China Bo trial shows unprecedented openness: official media
BEIJING - Official Chinese media heaped praise on the trial of ousted politician Bo Xilai Saturday as it entered an unexpected third day, calling it a landmark in the history of Chinese jurisprudence.
Bo, once one of China's highest-flying politicians, faces charges of bribery, embezzlement and abuse of power in a scandal that has rocked the ruling Communist Party.
The court is providing regular but delayed transcripts of the dramatic hearings on its verified account on Sina Weibo, China's equivalent of Twitter.
The lurid revelations of private jet flights, luxury villas and rare animal meats have held Chinese readers spellbound.

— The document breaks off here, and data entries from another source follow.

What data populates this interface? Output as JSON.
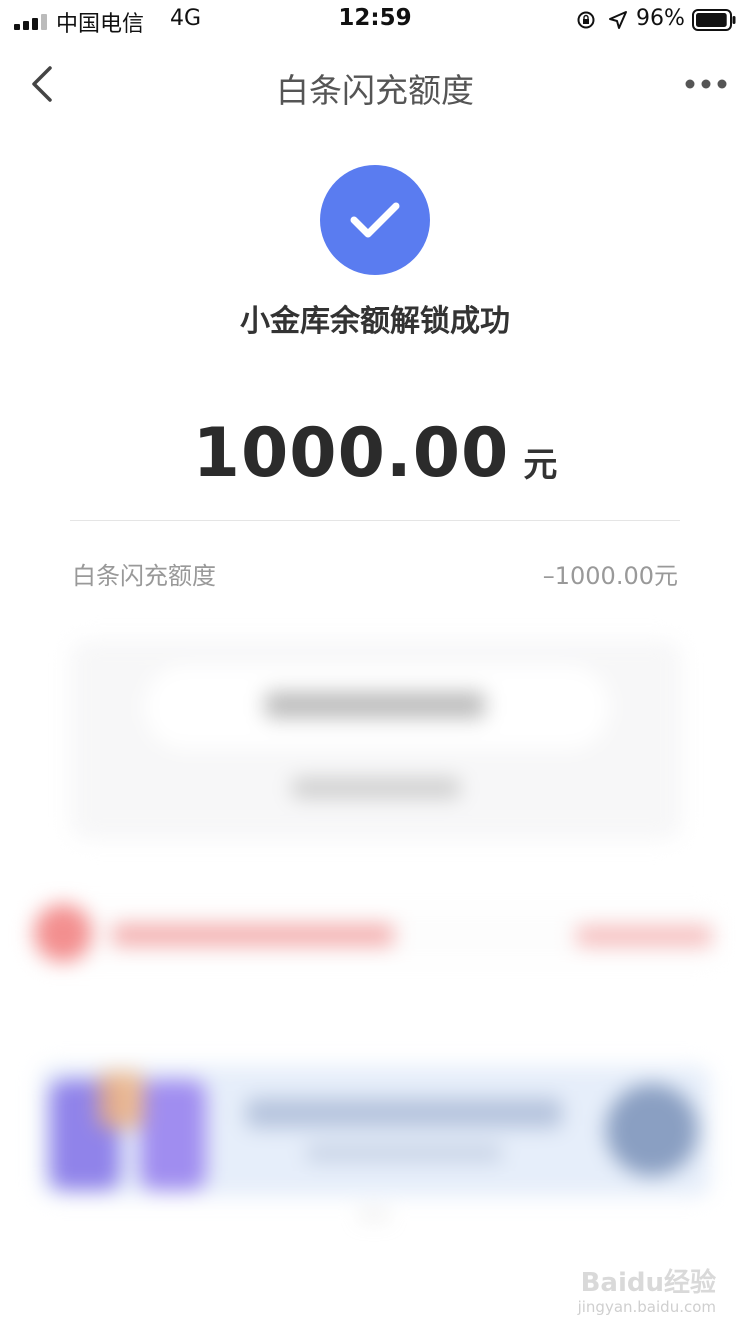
{
  "status_bar": {
    "carrier": "中国电信",
    "network": "4G",
    "time": "12:59",
    "battery": "96%",
    "battery_level": 0.96
  },
  "nav": {
    "title": "白条闪充额度",
    "back_icon": "chevron-left-icon",
    "more_icon": "more-dots-icon"
  },
  "result": {
    "icon": "check-circle-icon",
    "icon_color": "#5a7cf0",
    "message": "小金库余额解锁成功",
    "amount": "1000.00",
    "unit": "元"
  },
  "detail": {
    "label": "白条闪充额度",
    "value": "–1000.00元"
  },
  "watermark": {
    "logo": "Baidu经验",
    "url": "jingyan.baidu.com"
  }
}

But no live audio or video is available, and nor are any foreign media or independent observers present in court.
"This degree of transparency has not happened before," the Global Times newspaper, which has close ties to the Communist Party, said in an editorial.
"This will create a precedent that will bring lasting impact to the future trials of sensitive cases."
It described the Weibo postings as a "live feed" and said it "served as an important guarantee of a fair trial for Bo in accordance with the law".
"The live show has addressed various doubts and rumours in and outside China," the paper said. "It demonstrated that the authorities are ready to receive more public scrutiny."
Bo was once head of the southwestern megacity of Chongqing, and tipped to join the highest echelons of Chinese political power.
He was brought down by a scandal triggered by the death of British businessman Neil Heywood, whom Bo's wife Gu Kailai was convicted of poisoning.
It shook the party and exposed deep divisions within it.
But while the trial contents have been seen as astonishing, nothing has been said publicly of Bo's links with other top Communist leaders, and analysts believe his conviction and sentence have been agreed beforehand.
Bo has mounted a vigorous defence and has showed open disdain for prosecution witnesses, including Gu, who he derided as "insane".
He has denied bribery and embezzlement, with the third charge of abuse of power yet to be addressed.
The hearings are a stark contrast to most previous Chinese political trials in which most defendants have humbly confessed their crimes amid opaque court proceedings.
Calls by ordinary Chinese citizens for greater official transparency have been mounting, the Global Times said.
"For a while, the Chinese public has been complaining about injustice in constant news reports of scandals or social issues," the paper said.
"The open and transparent trial of Bo provided a different picture to the public, which will significantly change the image of the judicial system.
"The most important thing now is to have a fair trial for Bo's case, which will naturally boost the public's confidence," the paper said.